If you are 100% sure the read only has 4 lines (they can have more), you can use this sed command:

sed -i.bak '/^@HWI-D00466:116:CC62WANXX:3:1102:7363:63646 1:N:0:GCACACG/,+3d'


The -i.bak makes sed modify the original file and create a backup copy with the same name and the extension .bak. The command just means "delete the line matching the pattern and the next three lines".

• Maybe the "@" should be added to the pattern. What would happen if the read name was also on the "+" line? – bli Oct 31 '18 at 12:44

When I can I like to do file processing line-by-line in the spirit of UNIX tools. You can read 4 lines from a Fastq file into 4 tab-separated values on a single line using paste, and then use grep to filter out the record in question. (Then you just have to turn the tabs back into line breaks.)

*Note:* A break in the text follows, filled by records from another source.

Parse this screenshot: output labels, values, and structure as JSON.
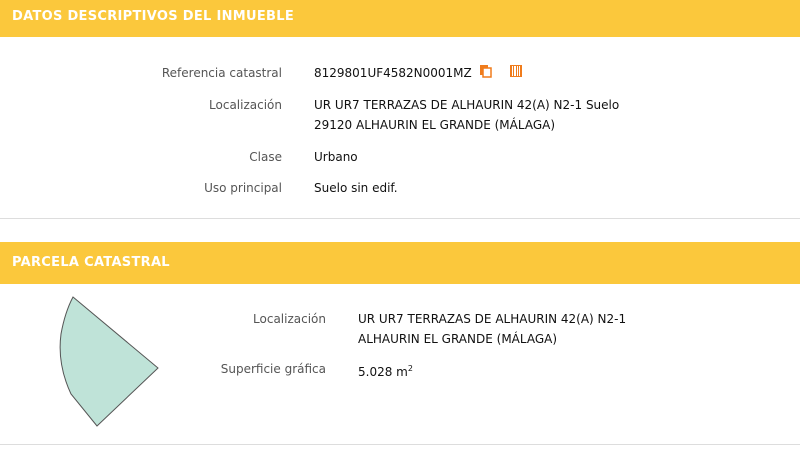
{
  "inmueble": {
    "title": "DATOS DESCRIPTIVOS DEL INMUEBLE",
    "ref_label": "Referencia catastral",
    "ref_value": "8129801UF4582N0001MZ",
    "loc_label": "Localización",
    "loc_line1": "UR UR7 TERRAZAS DE ALHAURIN 42(A) N2-1 Suelo",
    "loc_line2": "29120 ALHAURIN EL GRANDE (MÁLAGA)",
    "clase_label": "Clase",
    "clase_value": "Urbano",
    "uso_label": "Uso principal",
    "uso_value": "Suelo sin edif."
  },
  "parcela": {
    "title": "PARCELA CATASTRAL",
    "loc_label": "Localización",
    "loc_line1": "UR UR7 TERRAZAS DE ALHAURIN 42(A) N2-1",
    "loc_line2": "ALHAURIN EL GRANDE (MÁLAGA)",
    "sup_label": "Superficie gráfica",
    "sup_value": "5.028 m",
    "sup_unit_sup": "2"
  },
  "colors": {
    "header_bg": "#fbc83c",
    "icon_orange": "#f07c1c",
    "parcel_fill": "#bfe3d8"
  },
  "icons": {
    "copy": "copy-icon",
    "barcode": "barcode-icon"
  }
}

paste - - - - < reads.fastq \
| grep -v 'HWI-D00466:116:CC62WANXX:3:1102:7363:63646' \
| tr '\t' '\n' \


However, it's likely that other reads in your Fastq file are corrupted as well, in which case it's probably better to write a script in Python or some other language that discards all reads whose read length doesn't match the quality string length.

But of course the most important question is: how did the data become corrupted in the first place? Where did this file come from, and what pre-processing steps were performed on it? Is getting rid of this read (or all reads with mismatched sequence/quality length) going to solve the problem for you? These aren't questions that we can answer for you, but probably deserve good answers. :-)

Here's an awk one-liner that works as intended, unlike the bioawk answer.

This removes all instances of fastq records in which the length of the seq and qual fields do not match. Again, append | gzip > filtered.fastq.gz to gzip the output.

zcat bad_file.fq.gz | awk '{ pos = NR%4; if ( pos == 1) {h=$$0} else if (pos == 2) \ {s=0} else if (pos==3){c=0} else if ( pos==0 ) \ {q=$$0; if ( length(q) == length(s) ){printf("%s\n%s\n%s\n%s\n", h, s, c, q)}}}'


Delete the \ characters at the end of the first two lines to make it easy to paste into your terminal.

Here is a shorter version of the same thing thanks to @terdon

zcat file.fastq.gz | awk '{ record[++k]=$$0; if(NR%4==2){slen=length(0)} else if(NR%4==0){if(length($$0) == slen){ for(i in record){print record[i]}} k=0; }}'

• Heh, I was just writing one too :) Here's what I came up with, it's a bit shorter than yours: zcat file.fastq.gz | awk '{ record[++k]=$0; if(NR%4==2){slen=length($0)} else if(NR%4==0){if(length(\$0) == slen){ for(i in record){print record[i]}} k=0; }}' feel free to add it to your answer if you want to. – terdon Oct 31 '18 at 15:51

To generalize this to remove all reads that do not have the same length of read and sequence quality, you can use this bioawk one-liner:

bioawk -cfastx '{ if (length($$seq) == length($$qual) ){printf("@%s %s\n%s\n+\n%s\n", $$name,$$comment, $$seq,$$qual)} }' my_fastq.gz


This strips anything in the "fastq comment field", +, but that almost never has anything there anyway.

Append | gzip > filtered.fastq.gz to the above command to gzip the output.

• This doesn't seem to work for me (Arch Linux, bioawk version 20110810). Even after correcting the syntax error (corrected in your answer), it seems to exit after the first record it finds where the lengths are not the same. Can you confirm it works on your machine? – terdon Oct 31 '18 at 14:27
• Thanks for the edit! Yep, I just confirmed that it works for me on all records. I'm using Ubuntu 16.04. >>bioawk --version returns awk version 20110810. It looks like the last time that I compiled bioawk was from the github repo in 2016. – conchoecia Oct 31 '18 at 15:15
• That's really weird. I have the same version. Can you try a case where the record with different lengths is the second one in the file? Does it not just print the first record there? – terdon Oct 31 '18 at 15:18
• I got the same error as you - I made the second entry in the fastq file have a different length of seq and qual fields and bioawk just exited before printing that record. I wonder if this is intended behavior? I have to add that in my above comment, I just tried the bioawk one-liner on a normal fastq file without any length mismatches. Oops! – conchoecia Oct 31 '18 at 15:23
• I don't see how it can be intended. Sounds like a bug in bioawk. – terdon Oct 31 '18 at 15:35